“Much Faster Than Expected”
“It’s much faster than I had expected,” said Jeffery Greenblatt, an energy researcher at the Lawrence Berkeley National Laboratory and an author of that paper, about the testing timeline proposed by Lyft. “I had said 2030, and here we are already with companies jumping in to be first ones.
“It shows that there is a strong business case,” he added. “I hope that pans out in testing and that they are as useful and low carbon as we estimated that they are.”
A General Motors spokesperson would not divulge additional details but wrote in an email that “GM continues to make progress on our previously announced plans related to an integrated on-demand autonomous network with Lyft. Similarly, we have said the Chevrolet Bolt EV is the ideal platform for ride sharing solutions. We believe electrification blends perfectly with autonomy when it comes to technology integration.”
Google, Chrysler Team Up on Minivans
After months (and months and months) of rumors, including one rumor that it was partnering with Ford, Google’s self-driving car is going into manufacturing mode, with a new prototype based on the Chrysler Pacifica minivan. But hold the grocery-getter jokes, please. An autonomous minivan is exactly what Google should be making.
Google announced the partnership today, along with several reasons why a Fiat Chrysler partnership make sense.
“FCA will design the minivans so it’s easy for us to install our self-driving systems, including the computers that hold our self-driving software, and the sensors that enable our software to see what’s on the road around the vehicle.
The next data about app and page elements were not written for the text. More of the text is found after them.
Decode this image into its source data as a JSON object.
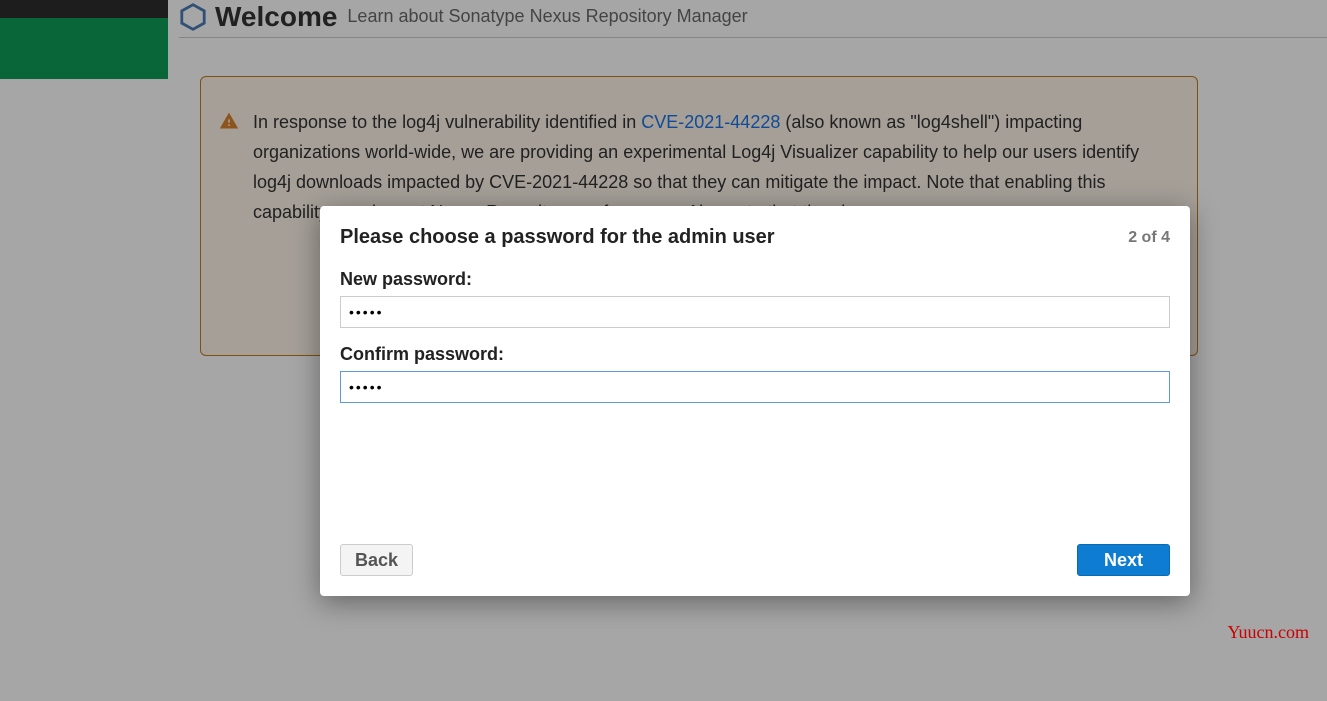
{
  "header": {
    "title": "Welcome",
    "subtitle": "Learn about Sonatype Nexus Repository Manager"
  },
  "notice": {
    "text_before_link": "In response to the log4j vulnerability identified in ",
    "link_text": "CVE-2021-44228",
    "text_after_link": " (also known as \"log4shell\") impacting organizations world-wide, we are providing an experimental Log4j Visualizer capability to help our users identify log4j downloads impacted by CVE-2021-44228 so that they can mitigate the impact. Note that enabling this capability may impact Nexus Repository performance. Also note that the visu"
  },
  "modal": {
    "title": "Please choose a password for the admin user",
    "step_indicator": "2 of 4",
    "new_password_label": "New password:",
    "new_password_value": "•••••",
    "confirm_password_label": "Confirm password:",
    "confirm_password_value": "•••••",
    "back_label": "Back",
    "next_label": "Next"
  },
  "watermark": "Yuucn.com"
}
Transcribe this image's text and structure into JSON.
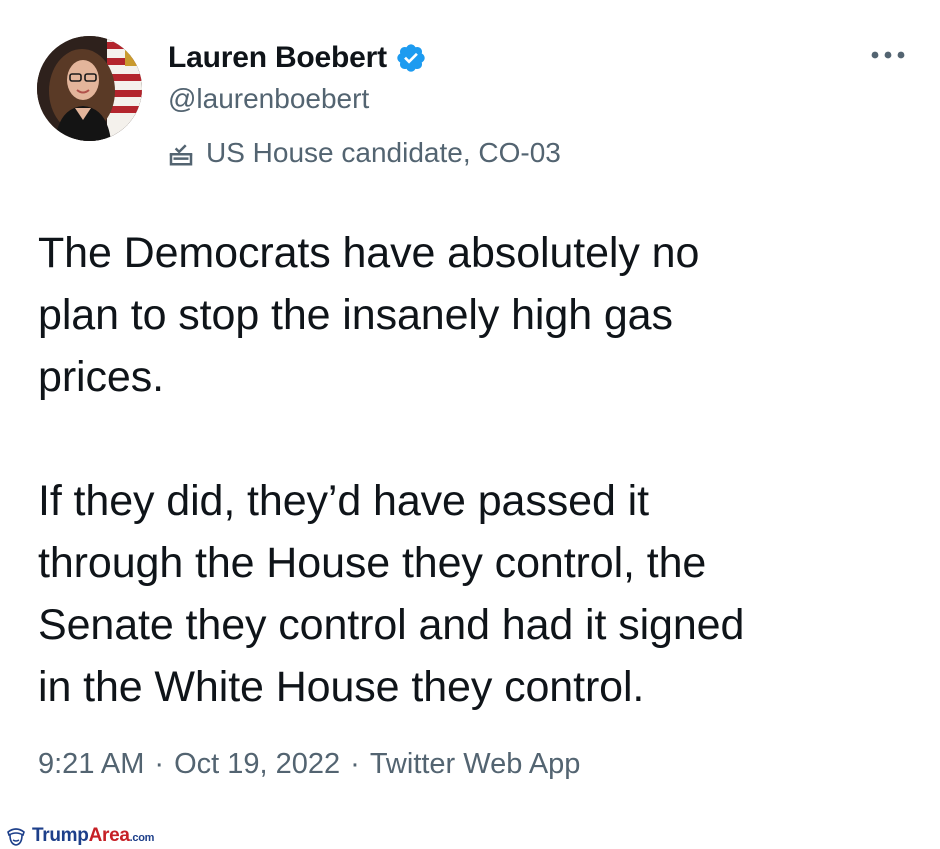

The minivan design also gives us an opportunity to test a larger vehicle that could be easier for passengers to enter and exit, particularly with features like hands-free sliding doors.”
This decision to go with this kind of vehicle emphasizes the goal that’s always been behind Google’s self-driving car project: It will allow unprecedented independence for people who are blind, deaf, and disabled. A minivan can be easily adapted for wheelchairs and other assistive devices that will help people to get in and out of the vehicle easily.
But there’s also another important benefit to a minivan: More seats means that these autonomous vehicles can be easily shared, allowing them to function more like public transportation. There’s a reason that Elon Musk hinted about developing some kind of autonomous bus. Self-driving sharedvehicles are the future.
Self-Driving Railroad Network
Deutsche Bahn, the German government-owned rail system that manages travel throughout the country, is planning to add autonomous vehicles to its system with the goal of offering seamless door-to-door transit.
As Deutsche Bahn’s CEO Reedier Grube explained to the German publication WirtschaftsWoche, the system already markets trains as a good alternative to driving because they help passengers use time more effectively. “If in the future autonomous cars can do this, then the operators of these cars can claim the same about their services. That’s why we will have to add autonomously driving cars to our offering.”
The railway operator has been discussing using self-driving cars internally for some time. A strategy document for Deutsche Bahn touts the importance of “multimodal mobility” and “end-to-end service,” and it specifically points to autonomous vehicles as part of an “integrated land transport system.”
Millions of Driver Jobs Will Vanish
Over the past few years I have received hundreds of emails from readers telling me that I was wrong. Some thought this would never happen, others suggested 2030 or 2050.
I am sticking with my assessment of 2020 as a key launch date. That’s when regulations, rules and kinks will all be worked out. It could be sooner. By 2024 at the latest, millions of taxi, bus, and truck driving jobs will vanish.
By the way, please note that the free market, not politicians are taking care of the alleged greenhouse gas emissions problem quite nicely.
Mike “Mish” Shedlock